When you start to increase your time and intensity, you’ll probably need more calories to get you through the workout. Start by eating a small meal 1 to 2 hour before you start to sweat— experiment to see how much time you need to digest your food. Some foods to include might be: a peanut butter, turkey or hummus sandwich on whole grain bread with lettuce, tomato and avocado; yogurt and fruit; oatmeal with walnuts and raisins; or trail mix with nuts and dried fruit.
Sometimes a small snack about 30 minutes before a workout is all you need to get an energy boost to get the best workout—but it’s important to test what agrees with your stomach and what does not. Usually avoiding high fiber foods is best—a banana, a small bag of pretzels, an 8-ounce glass of orange juice might be all you require.
After your workout—don’t drink back all of the calories you burned. Hydrate with water unless you’re working out intensely for over an hour. And refuel with a healthy meal such as salad, vegetables, baked sweet potato or brown rice and grilled chicken or fish.
Registered dietician Elizabeth Fassberg runs Eat Food, a New York City-based company that designs and delivers custom food and nutrition programs for businesses, organizations and individuals.

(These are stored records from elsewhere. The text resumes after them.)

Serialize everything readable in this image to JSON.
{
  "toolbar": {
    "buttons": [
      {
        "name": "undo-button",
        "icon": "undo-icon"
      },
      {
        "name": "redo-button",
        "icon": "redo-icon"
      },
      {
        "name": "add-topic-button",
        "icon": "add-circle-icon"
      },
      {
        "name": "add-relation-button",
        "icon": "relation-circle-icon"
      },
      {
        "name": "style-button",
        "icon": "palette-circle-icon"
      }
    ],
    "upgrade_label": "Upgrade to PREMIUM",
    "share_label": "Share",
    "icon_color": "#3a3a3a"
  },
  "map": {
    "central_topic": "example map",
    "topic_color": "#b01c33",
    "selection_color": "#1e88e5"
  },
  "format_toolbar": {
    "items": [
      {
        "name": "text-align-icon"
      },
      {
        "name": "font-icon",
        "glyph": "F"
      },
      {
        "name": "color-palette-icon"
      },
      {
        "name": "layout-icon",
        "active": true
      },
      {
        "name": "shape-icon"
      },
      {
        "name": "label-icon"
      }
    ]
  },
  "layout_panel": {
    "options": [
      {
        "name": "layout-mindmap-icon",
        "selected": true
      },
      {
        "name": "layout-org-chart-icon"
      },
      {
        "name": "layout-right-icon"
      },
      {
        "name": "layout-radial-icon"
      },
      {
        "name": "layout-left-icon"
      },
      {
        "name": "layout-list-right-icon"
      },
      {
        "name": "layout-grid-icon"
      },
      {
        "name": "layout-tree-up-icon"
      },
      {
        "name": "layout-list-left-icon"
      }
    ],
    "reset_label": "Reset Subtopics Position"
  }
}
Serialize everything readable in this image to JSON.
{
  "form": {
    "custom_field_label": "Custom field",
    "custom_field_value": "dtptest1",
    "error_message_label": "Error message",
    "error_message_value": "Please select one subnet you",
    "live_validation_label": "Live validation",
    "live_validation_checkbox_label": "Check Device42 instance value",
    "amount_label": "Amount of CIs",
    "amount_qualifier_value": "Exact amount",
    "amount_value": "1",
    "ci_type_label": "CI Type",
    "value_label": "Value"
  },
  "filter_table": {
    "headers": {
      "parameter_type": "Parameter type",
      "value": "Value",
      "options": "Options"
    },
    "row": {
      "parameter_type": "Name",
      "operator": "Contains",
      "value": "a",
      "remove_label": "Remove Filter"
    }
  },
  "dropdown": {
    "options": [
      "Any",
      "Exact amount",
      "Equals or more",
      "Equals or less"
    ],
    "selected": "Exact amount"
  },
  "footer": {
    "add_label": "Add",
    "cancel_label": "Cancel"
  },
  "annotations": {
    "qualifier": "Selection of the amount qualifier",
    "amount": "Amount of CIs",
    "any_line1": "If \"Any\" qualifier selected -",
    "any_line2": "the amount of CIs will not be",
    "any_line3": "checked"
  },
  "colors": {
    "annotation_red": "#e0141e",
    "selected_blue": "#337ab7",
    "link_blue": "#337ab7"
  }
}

She’s coaching the Avagliano family through the six-month Healthy Family Challenge.